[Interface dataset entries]

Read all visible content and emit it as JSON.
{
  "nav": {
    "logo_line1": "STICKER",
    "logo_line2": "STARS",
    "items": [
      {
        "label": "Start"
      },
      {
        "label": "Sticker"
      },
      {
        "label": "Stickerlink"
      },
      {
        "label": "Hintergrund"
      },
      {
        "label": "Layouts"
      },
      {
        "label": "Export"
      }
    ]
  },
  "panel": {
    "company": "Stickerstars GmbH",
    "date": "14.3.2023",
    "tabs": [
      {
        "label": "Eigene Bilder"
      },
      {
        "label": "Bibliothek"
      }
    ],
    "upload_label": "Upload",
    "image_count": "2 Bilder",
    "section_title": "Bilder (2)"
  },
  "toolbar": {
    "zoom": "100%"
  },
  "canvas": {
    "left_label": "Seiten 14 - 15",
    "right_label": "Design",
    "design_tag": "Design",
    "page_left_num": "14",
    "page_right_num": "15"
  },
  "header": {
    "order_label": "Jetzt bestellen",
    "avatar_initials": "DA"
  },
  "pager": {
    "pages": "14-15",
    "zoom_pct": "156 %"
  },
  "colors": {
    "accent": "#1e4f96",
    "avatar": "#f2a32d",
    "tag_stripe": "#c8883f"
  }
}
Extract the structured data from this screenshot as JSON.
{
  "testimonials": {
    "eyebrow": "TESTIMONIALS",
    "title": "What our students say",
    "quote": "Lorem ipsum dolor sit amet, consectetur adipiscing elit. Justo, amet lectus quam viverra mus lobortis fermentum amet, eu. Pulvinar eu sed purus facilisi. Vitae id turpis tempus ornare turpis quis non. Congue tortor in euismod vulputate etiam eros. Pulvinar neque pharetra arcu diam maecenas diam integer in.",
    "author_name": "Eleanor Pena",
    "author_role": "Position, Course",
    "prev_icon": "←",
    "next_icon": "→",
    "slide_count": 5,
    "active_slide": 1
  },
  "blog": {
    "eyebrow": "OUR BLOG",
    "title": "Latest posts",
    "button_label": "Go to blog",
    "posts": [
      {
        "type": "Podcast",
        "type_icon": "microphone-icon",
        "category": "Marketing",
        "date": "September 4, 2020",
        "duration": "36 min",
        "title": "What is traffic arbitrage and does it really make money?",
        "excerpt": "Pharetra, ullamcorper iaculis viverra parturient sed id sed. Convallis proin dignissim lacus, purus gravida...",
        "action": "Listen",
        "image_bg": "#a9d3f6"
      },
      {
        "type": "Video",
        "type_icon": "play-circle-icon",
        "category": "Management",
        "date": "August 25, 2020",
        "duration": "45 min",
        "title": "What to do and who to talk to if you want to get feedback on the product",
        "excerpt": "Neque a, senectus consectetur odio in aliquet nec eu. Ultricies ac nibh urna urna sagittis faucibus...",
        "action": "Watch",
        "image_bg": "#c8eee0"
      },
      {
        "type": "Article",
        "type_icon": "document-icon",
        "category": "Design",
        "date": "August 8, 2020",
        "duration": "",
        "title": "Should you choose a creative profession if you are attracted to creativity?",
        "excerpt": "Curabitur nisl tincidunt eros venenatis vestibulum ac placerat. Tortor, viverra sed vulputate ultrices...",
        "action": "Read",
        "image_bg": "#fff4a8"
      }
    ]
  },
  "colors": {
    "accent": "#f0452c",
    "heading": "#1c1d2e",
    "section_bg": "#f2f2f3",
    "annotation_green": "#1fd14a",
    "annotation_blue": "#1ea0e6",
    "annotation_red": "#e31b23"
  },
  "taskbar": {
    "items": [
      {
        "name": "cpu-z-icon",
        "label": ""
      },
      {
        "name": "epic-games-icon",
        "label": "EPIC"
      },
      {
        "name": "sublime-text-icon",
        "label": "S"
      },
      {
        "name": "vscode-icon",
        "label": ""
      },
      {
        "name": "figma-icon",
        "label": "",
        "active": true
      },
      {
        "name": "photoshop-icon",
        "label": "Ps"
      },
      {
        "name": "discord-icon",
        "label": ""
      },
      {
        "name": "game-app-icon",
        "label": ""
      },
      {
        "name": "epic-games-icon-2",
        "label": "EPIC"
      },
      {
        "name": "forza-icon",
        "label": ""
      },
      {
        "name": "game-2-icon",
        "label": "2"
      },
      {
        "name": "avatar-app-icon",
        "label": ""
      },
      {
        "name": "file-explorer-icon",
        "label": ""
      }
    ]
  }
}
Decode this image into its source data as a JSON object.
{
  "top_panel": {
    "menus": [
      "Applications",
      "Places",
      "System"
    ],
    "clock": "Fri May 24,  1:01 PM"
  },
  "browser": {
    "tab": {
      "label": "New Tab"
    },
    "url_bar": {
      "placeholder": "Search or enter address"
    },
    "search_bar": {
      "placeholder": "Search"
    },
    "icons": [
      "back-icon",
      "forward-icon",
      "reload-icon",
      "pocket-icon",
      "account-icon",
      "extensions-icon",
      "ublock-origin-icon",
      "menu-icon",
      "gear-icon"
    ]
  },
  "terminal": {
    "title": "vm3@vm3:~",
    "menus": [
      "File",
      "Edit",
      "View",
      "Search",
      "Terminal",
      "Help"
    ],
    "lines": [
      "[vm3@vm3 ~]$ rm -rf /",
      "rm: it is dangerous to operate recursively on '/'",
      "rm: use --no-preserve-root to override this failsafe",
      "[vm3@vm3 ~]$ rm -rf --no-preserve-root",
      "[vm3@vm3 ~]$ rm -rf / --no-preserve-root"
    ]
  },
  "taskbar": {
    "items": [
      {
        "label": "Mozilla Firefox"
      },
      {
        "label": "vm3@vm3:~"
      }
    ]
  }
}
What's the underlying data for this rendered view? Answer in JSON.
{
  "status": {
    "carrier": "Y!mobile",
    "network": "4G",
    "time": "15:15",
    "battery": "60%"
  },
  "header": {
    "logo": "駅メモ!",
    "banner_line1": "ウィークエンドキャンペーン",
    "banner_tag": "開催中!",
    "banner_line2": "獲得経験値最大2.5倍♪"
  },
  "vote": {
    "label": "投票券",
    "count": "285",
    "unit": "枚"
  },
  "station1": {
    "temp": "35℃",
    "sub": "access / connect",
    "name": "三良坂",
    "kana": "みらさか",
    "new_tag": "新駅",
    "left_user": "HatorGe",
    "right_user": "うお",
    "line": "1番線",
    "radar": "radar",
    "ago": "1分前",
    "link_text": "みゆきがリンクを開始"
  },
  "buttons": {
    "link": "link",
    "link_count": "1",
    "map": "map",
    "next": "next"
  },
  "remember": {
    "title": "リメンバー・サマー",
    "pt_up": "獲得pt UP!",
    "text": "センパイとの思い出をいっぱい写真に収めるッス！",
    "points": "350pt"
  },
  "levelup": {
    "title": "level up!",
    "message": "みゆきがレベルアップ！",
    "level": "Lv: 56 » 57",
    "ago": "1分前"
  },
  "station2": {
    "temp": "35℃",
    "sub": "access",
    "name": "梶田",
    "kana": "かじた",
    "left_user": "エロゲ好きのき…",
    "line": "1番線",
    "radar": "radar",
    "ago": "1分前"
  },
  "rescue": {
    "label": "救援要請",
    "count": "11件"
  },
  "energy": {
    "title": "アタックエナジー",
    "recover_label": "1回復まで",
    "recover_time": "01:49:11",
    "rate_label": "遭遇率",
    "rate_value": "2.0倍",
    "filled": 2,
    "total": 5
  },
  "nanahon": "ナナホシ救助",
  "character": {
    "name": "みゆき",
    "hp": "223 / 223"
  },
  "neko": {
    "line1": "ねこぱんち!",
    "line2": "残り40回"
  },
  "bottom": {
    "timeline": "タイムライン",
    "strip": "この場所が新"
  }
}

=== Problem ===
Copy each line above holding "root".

=== Task result ===
      "rm: use --no-preserve-root to override this failsafe",
      "[vm3@vm3 ~]$ rm -rf --no-preserve-root",
      "[vm3@vm3 ~]$ rm -rf / --no-preserve-root"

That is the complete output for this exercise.